When he rode into office (seriously, on a U.S. Park Police horse), Interior Secretary Ryan Zinke got a warm welcome from a couple hundred headquarters workers. Interior is a couple blocks from the White House and across the street from the Office of Personnel Management. Some of them were there too. He was obviously touched by it and mentioned it to friends.
Zinke had everything. Arguably the coolest Cabinet officer in a long, long time.
He had been a popular politician serving in the Montana Senate and later as its lone member of the U.S. House of Representatives. Unlike most American males, he not only served in the military, but was a member of the elite Navy SEALs. Like other Interior secretaries, he was from west of the Mississippi. And unlike his predecessor, Sally Jewell, who was born in England, he is in the presidential succession line. So far, so good. But…
Just one apparent drawback. It turns out that 30 percent of the nearly 70,000 members of his crew at the department are “not loyal to the flag.” In a speech reported by the Associated Press on Sept. 25, Zinke, speaking to an oil industry group, likened the department to a pirate ship that captures a ship at sea “and only the captain and the first mate row over” to finish the job. Like, walk the plank?
Zinke has reshuffled the poop deck where most members of the career Senior Executive Service are. While not unusual for a new administration, Interior’s IG is checking to see if it was done properly and for good reason, or whether it was to insulate or isolate certain career civil servants who haven’t gotten with the new program.
But the real problem may be what do we do with 21,000 workers (30 percent of the workforce) who aren’t loyal. Does that make them simply drones? Or potentially dangerous? Can we trust them? And with what? And if they are disloyal, either actively or passively, what does that mean for the government? And the public? Does being loyal mean to the president, the secretary, their bureau chief, Congress, the agency mission, or us, members of the public? Or all of them? And who decides who’s loyal, or not? And to what?
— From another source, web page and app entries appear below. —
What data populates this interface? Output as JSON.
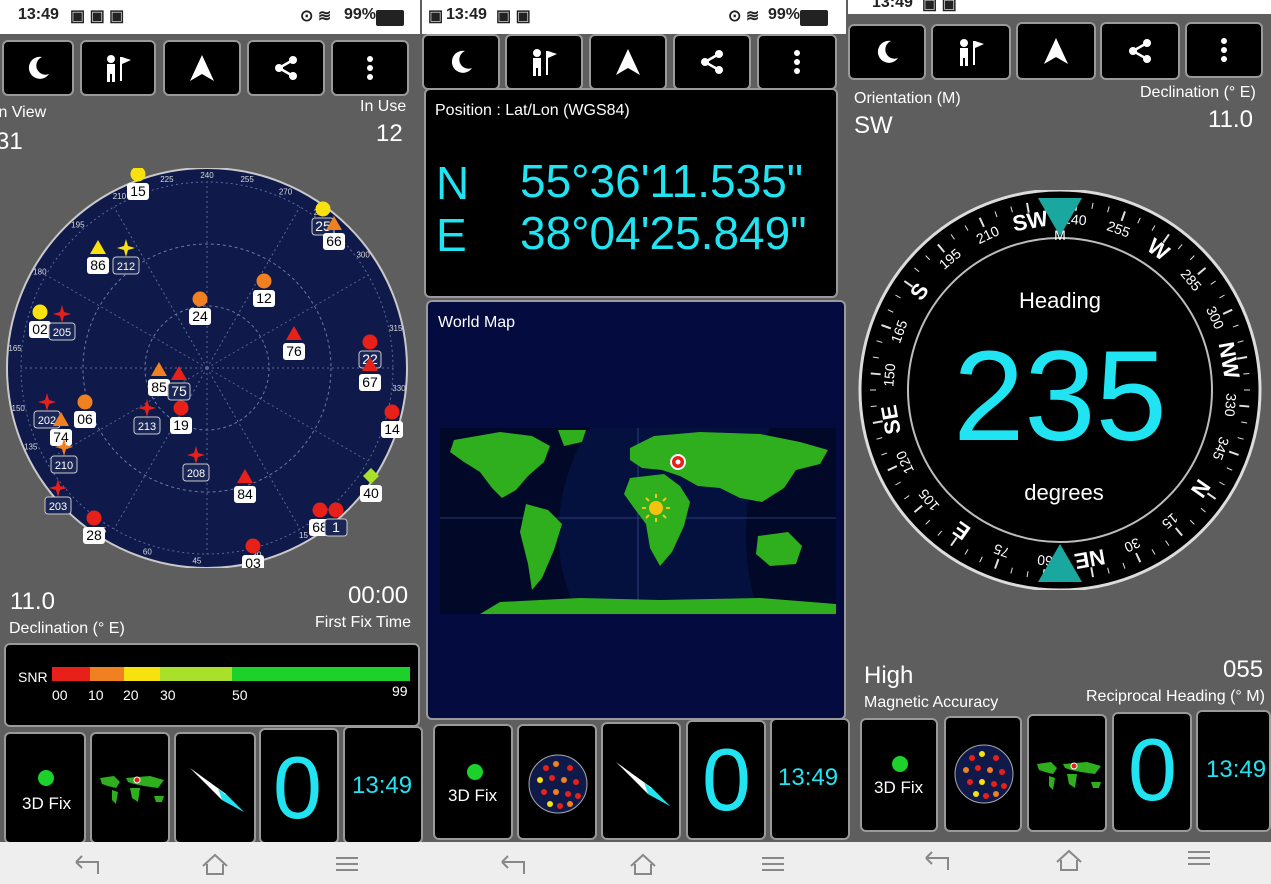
{
  "status": {
    "time": "13:49",
    "battery": "99%"
  },
  "panel1": {
    "in_view_label": "In View",
    "in_view_value": "31",
    "in_use_label": "In Use",
    "in_use_value": "12",
    "declination_value": "11.0",
    "declination_label": "Declination (° E)",
    "first_fix_value": "00:00",
    "first_fix_label": "First Fix Time",
    "snr_label": "SNR",
    "snr_ticks": [
      "00",
      "10",
      "20",
      "30",
      "50",
      "99"
    ],
    "sky_ring_labels": [
      "225",
      "240",
      "255",
      "270",
      "285",
      "300",
      "315",
      "330",
      "345",
      "15",
      "30",
      "45",
      "60",
      "75",
      "135",
      "150",
      "165",
      "180",
      "195",
      "210"
    ],
    "satellites": [
      {
        "id": "15",
        "color": "#f7e20f",
        "shape": "circle"
      },
      {
        "id": "86",
        "color": "#f7e20f",
        "shape": "triangle"
      },
      {
        "id": "212",
        "color": "#f7e20f",
        "shape": "star"
      },
      {
        "id": "02",
        "color": "#f7e20f",
        "shape": "circle"
      },
      {
        "id": "205",
        "color": "#e8201a",
        "shape": "star"
      },
      {
        "id": "24",
        "color": "#f08020",
        "shape": "circle"
      },
      {
        "id": "12",
        "color": "#f08020",
        "shape": "circle"
      },
      {
        "id": "76",
        "color": "#e8201a",
        "shape": "triangle"
      },
      {
        "id": "25",
        "color": "#f7e20f",
        "shape": "circle"
      },
      {
        "id": "66",
        "color": "#f08020",
        "shape": "triangle"
      },
      {
        "id": "22",
        "color": "#e8201a",
        "shape": "circle"
      },
      {
        "id": "67",
        "color": "#e8201a",
        "shape": "triangle"
      },
      {
        "id": "85",
        "color": "#f08020",
        "shape": "triangle"
      },
      {
        "id": "75",
        "color": "#e8201a",
        "shape": "triangle"
      },
      {
        "id": "213",
        "color": "#e8201a",
        "shape": "star"
      },
      {
        "id": "19",
        "color": "#e8201a",
        "shape": "circle"
      },
      {
        "id": "06",
        "color": "#f08020",
        "shape": "circle"
      },
      {
        "id": "202",
        "color": "#e8201a",
        "shape": "star"
      },
      {
        "id": "74",
        "color": "#f08020",
        "shape": "triangle"
      },
      {
        "id": "210",
        "color": "#f08020",
        "shape": "star"
      },
      {
        "id": "208",
        "color": "#e8201a",
        "shape": "star"
      },
      {
        "id": "84",
        "color": "#e8201a",
        "shape": "triangle"
      },
      {
        "id": "14",
        "color": "#e8201a",
        "shape": "circle"
      },
      {
        "id": "40",
        "color": "#a8e02a",
        "shape": "diamond"
      },
      {
        "id": "203",
        "color": "#e8201a",
        "shape": "star"
      },
      {
        "id": "28",
        "color": "#e8201a",
        "shape": "circle"
      },
      {
        "id": "03",
        "color": "#e8201a",
        "shape": "circle"
      },
      {
        "id": "68",
        "color": "#e8201a",
        "shape": "circle"
      },
      {
        "id": "1",
        "color": "#e8201a",
        "shape": "circle"
      }
    ],
    "tiles": {
      "fix_label": "3D Fix",
      "count_value": "0",
      "time_value": "13:49"
    }
  },
  "panel2": {
    "position_label": "Position : Lat/Lon (WGS84)",
    "lat_hemi": "N",
    "lat_value": "55°36'11.535\"",
    "lon_hemi": "E",
    "lon_value": "38°04'25.849\"",
    "map_label": "World Map",
    "tiles": {
      "fix_label": "3D Fix",
      "count_value": "0",
      "time_value": "13:49"
    }
  },
  "panel3": {
    "orientation_label": "Orientation (M)",
    "orientation_value": "SW",
    "declination_label": "Declination (° E)",
    "declination_value": "11.0",
    "heading_label": "Heading",
    "heading_value": "235",
    "heading_unit": "degrees",
    "accuracy_value": "High",
    "accuracy_label": "Magnetic Accuracy",
    "reciprocal_value": "055",
    "reciprocal_label": "Reciprocal Heading (° M)",
    "compass_labels": [
      "SW",
      "240",
      "255",
      "W",
      "285",
      "300",
      "NW",
      "330",
      "345",
      "N",
      "15",
      "30",
      "NE",
      "60",
      "75",
      "E",
      "105",
      "120",
      "SE",
      "150",
      "165",
      "S",
      "195",
      "210"
    ],
    "compass_marker": "M",
    "tiles": {
      "fix_label": "3D Fix",
      "count_value": "0",
      "time_value": "13:49"
    }
  },
  "colors": {
    "accent_cyan": "#20e4f2",
    "sky_bg": "#0f1a4a",
    "map_bg": "#040b3e",
    "land": "#2fae1e",
    "fix_dot": "#1bd12a"
  }
}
Think about it. Next to the U.S. Postal Service, the Department of Interior — like Social Security and the IRS — has more interaction with the general public than most any other federal operation. What if the park ranger who welcomes you and your family at Great Falls, or Mammoth Cave, or Yellowstone isn’t loyal? And how will we know before it is too late? Before we’ve been led down the wrong trail, or directed to outdoor bathrooms that are locked?
Think about that for a while.
Trump administration officials have targeted Interior, along with the EPA, State Department, and other agencies as ripe for a downsizing. That could involve buyouts ($25,000 before taxes to retire), layoffs (RIFs) and use of attrition. Or a combination of the three.
In the meantime, if 30 percent of the employees at the rather bland Interior Department are not loyal, what are the numbers at HUD, Health and Human Services, the EEOC and other places?